# REQUIREMENT
Copy every line of the entries that has the string "June" in it.

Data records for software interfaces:
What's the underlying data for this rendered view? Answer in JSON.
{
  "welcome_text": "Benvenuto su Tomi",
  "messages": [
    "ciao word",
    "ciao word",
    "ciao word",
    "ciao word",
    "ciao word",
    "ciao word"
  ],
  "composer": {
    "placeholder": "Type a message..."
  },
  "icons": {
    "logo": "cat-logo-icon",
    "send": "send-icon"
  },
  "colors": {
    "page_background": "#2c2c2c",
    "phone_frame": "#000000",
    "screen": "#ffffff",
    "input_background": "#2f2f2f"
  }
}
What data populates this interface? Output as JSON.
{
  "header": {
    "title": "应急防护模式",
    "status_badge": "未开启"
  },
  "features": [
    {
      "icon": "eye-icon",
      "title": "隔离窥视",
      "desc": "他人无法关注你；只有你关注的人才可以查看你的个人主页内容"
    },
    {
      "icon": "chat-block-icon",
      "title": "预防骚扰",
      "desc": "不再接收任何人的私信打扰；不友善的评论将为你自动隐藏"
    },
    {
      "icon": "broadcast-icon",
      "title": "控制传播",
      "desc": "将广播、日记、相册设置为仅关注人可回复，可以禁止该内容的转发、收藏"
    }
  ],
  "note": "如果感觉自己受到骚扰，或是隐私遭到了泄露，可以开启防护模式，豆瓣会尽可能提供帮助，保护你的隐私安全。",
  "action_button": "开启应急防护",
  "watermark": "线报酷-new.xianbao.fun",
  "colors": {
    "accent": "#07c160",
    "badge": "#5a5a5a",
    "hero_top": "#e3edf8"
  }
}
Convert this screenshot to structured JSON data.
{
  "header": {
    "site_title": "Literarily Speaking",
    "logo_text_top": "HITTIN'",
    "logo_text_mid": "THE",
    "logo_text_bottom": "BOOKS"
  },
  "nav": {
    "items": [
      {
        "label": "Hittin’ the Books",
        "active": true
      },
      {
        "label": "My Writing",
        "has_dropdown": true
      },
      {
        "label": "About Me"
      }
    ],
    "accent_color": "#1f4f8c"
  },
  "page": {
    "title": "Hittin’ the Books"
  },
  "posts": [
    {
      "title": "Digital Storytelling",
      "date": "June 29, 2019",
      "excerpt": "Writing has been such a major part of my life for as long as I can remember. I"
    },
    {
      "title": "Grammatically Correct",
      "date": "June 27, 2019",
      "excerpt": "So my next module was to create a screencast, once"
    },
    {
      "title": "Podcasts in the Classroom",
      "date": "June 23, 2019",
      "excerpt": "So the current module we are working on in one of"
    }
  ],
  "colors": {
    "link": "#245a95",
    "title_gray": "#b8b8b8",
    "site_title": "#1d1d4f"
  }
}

# RESPONSE TO THIS EXERCISE
      "date": "June 29, 2019",
      "date": "June 27, 2019",
      "date": "June 23, 2019",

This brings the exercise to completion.